Exercise goal: Only the lines from the one containing "What's the underlying" through the end of the data belong in the answer; reproduce them exactly.

═══ Information provided

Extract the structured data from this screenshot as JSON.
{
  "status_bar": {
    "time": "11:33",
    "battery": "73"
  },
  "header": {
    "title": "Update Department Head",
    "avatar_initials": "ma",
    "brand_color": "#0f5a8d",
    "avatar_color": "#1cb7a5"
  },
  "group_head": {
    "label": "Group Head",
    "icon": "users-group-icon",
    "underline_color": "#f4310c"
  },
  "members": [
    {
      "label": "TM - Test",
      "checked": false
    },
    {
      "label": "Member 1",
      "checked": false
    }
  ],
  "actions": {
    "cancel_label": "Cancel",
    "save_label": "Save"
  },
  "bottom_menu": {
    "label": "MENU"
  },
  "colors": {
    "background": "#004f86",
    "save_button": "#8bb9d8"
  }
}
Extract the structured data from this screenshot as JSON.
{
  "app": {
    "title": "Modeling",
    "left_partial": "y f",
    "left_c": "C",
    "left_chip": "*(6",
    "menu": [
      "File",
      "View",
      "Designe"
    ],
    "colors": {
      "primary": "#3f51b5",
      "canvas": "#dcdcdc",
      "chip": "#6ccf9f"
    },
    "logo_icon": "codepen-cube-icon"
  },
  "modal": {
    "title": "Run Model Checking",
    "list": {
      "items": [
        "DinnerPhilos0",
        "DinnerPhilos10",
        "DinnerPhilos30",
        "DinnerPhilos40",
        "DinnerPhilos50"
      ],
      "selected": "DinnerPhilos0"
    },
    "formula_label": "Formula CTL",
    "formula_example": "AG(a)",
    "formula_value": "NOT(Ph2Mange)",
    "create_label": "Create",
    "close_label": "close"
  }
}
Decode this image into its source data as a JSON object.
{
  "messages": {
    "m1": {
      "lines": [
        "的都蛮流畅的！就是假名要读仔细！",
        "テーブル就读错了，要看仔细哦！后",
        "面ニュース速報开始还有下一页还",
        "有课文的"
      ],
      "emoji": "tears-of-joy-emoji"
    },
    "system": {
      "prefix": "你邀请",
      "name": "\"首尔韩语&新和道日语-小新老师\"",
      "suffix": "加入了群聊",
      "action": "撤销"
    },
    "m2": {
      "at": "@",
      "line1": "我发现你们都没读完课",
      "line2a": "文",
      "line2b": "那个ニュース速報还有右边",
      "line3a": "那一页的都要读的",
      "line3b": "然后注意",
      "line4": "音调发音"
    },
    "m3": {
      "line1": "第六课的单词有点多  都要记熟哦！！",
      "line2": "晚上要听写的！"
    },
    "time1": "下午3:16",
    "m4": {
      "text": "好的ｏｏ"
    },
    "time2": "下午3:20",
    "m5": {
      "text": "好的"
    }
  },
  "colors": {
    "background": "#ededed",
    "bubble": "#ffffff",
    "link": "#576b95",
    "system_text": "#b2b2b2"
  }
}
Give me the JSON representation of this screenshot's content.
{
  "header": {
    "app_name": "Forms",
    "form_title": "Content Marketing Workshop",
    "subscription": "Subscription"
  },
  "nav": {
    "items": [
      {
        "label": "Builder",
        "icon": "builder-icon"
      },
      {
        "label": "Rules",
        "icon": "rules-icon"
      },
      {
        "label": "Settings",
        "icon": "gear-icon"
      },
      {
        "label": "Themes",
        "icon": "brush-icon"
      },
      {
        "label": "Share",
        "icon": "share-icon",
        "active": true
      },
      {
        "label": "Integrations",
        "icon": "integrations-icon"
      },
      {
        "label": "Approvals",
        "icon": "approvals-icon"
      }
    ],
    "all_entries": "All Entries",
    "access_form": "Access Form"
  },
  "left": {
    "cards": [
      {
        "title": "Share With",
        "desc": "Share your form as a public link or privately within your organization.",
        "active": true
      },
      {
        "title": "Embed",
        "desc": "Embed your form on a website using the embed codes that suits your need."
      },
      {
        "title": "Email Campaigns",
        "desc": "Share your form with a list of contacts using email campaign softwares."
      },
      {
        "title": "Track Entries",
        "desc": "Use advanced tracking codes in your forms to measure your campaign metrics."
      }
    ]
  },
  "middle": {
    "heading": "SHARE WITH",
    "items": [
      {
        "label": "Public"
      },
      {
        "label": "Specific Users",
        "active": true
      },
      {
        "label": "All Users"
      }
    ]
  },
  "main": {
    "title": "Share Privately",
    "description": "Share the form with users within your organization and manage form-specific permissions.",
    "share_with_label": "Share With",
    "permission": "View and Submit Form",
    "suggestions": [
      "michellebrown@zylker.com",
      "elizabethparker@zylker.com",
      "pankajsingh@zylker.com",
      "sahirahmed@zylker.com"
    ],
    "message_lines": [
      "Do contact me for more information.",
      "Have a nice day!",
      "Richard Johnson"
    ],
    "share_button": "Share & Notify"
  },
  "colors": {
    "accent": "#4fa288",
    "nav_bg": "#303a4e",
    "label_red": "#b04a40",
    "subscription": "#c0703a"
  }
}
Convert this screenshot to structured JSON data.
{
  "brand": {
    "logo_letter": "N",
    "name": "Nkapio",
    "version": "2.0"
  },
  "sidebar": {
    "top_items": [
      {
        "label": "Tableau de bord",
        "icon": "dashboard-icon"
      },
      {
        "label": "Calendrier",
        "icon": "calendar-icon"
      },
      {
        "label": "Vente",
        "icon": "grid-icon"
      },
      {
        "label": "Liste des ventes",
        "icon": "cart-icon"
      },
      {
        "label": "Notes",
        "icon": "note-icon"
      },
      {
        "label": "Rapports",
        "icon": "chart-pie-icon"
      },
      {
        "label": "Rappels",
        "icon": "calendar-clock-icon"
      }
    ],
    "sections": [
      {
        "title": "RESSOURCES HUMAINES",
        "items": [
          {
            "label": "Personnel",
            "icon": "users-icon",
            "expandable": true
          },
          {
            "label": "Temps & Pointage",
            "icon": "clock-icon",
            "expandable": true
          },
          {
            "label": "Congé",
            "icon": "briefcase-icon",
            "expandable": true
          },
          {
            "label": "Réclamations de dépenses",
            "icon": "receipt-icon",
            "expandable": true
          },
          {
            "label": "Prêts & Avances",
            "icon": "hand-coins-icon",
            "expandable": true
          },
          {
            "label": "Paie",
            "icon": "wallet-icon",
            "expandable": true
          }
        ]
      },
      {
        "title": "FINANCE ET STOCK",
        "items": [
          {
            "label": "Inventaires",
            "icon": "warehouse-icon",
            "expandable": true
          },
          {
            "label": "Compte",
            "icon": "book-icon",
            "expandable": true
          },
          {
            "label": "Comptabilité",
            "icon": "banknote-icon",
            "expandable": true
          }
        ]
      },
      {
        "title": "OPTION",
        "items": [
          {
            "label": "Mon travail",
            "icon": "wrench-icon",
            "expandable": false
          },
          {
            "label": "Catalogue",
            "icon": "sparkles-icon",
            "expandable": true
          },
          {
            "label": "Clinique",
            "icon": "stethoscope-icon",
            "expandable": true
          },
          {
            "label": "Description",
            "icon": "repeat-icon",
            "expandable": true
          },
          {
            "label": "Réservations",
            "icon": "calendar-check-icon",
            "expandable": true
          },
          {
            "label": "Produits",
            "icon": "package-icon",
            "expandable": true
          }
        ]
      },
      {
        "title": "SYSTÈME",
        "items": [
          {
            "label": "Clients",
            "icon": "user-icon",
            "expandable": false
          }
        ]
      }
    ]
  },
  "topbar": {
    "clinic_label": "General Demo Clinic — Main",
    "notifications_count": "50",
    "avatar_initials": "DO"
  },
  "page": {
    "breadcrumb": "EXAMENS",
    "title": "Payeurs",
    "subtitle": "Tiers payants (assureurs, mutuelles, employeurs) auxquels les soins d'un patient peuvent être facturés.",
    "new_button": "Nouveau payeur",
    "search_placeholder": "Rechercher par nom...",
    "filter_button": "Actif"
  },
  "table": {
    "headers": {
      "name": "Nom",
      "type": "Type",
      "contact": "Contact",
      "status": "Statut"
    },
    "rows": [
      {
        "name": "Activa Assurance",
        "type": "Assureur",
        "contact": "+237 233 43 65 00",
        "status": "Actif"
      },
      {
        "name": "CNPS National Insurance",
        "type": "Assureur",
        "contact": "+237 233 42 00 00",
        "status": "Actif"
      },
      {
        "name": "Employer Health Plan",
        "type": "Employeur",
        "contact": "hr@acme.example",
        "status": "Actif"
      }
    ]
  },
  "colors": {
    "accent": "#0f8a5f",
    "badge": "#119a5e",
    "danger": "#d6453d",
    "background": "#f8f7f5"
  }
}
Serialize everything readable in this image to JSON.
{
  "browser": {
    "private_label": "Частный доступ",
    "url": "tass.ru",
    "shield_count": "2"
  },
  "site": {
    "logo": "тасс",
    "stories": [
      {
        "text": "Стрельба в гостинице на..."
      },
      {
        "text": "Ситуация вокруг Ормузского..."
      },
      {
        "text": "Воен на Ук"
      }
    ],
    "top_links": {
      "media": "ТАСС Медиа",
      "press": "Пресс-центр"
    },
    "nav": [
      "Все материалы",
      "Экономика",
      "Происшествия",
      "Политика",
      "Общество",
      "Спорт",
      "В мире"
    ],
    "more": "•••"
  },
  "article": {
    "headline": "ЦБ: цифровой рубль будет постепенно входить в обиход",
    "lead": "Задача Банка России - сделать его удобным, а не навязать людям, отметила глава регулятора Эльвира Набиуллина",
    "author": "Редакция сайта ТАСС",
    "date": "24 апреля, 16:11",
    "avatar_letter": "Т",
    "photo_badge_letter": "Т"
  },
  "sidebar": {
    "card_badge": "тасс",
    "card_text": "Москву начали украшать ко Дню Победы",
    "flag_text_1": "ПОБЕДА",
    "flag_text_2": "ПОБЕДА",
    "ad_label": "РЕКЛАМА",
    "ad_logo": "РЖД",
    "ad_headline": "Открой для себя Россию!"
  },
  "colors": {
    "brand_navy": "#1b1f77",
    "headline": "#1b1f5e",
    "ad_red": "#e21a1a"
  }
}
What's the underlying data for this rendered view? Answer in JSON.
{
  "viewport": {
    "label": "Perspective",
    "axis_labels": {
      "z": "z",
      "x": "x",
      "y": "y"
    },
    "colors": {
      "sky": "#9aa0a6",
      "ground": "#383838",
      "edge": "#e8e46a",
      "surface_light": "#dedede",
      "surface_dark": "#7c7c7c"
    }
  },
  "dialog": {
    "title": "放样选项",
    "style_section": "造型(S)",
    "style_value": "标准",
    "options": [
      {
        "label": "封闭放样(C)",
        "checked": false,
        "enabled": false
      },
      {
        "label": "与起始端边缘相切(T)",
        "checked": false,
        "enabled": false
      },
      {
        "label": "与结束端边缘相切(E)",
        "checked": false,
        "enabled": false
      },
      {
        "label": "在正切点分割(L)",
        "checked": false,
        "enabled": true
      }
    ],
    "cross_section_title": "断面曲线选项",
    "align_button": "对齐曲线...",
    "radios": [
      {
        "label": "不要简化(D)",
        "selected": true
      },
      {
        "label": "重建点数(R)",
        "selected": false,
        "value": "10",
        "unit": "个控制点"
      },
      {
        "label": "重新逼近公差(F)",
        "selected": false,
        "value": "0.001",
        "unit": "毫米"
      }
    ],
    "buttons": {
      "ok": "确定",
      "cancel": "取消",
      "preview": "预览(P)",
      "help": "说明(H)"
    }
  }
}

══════

Output:
What's the underlying data for this rendered view? Answer in JSON.
{
  "viewport": {
    "label": "Perspective",
    "axis_labels": {
      "z": "z",
      "x": "x",
      "y": "y"
    },
    "colors": {
      "sky": "#9aa0a6",
      "ground": "#383838",
      "edge": "#e8e46a",
      "surface_light": "#dedede",
      "surface_dark": "#7c7c7c"
    }
  },
  "dialog": {
    "title": "放样选项",
    "style_section": "造型(S)",
    "style_value": "标准",
    "options": [
      {
        "label": "封闭放样(C)",
        "checked": false,
        "enabled": false
      },
      {
        "label": "与起始端边缘相切(T)",
        "checked": false,
        "enabled": false
      },
      {
        "label": "与结束端边缘相切(E)",
        "checked": false,
        "enabled": false
      },
      {
        "label": "在正切点分割(L)",
        "checked": false,
        "enabled": true
      }
    ],
    "cross_section_title": "断面曲线选项",
    "align_button": "对齐曲线...",
    "radios": [
      {
        "label": "不要简化(D)",
        "selected": true
      },
      {
        "label": "重建点数(R)",
        "selected": false,
        "value": "10",
        "unit": "个控制点"
      },
      {
        "label": "重新逼近公差(F)",
        "selected": false,
        "value": "0.001",
        "unit": "毫米"
      }
    ],
    "buttons": {
      "ok": "确定",
      "cancel": "取消",
      "preview": "预览(P)",
      "help": "说明(H)"
    }
  }
}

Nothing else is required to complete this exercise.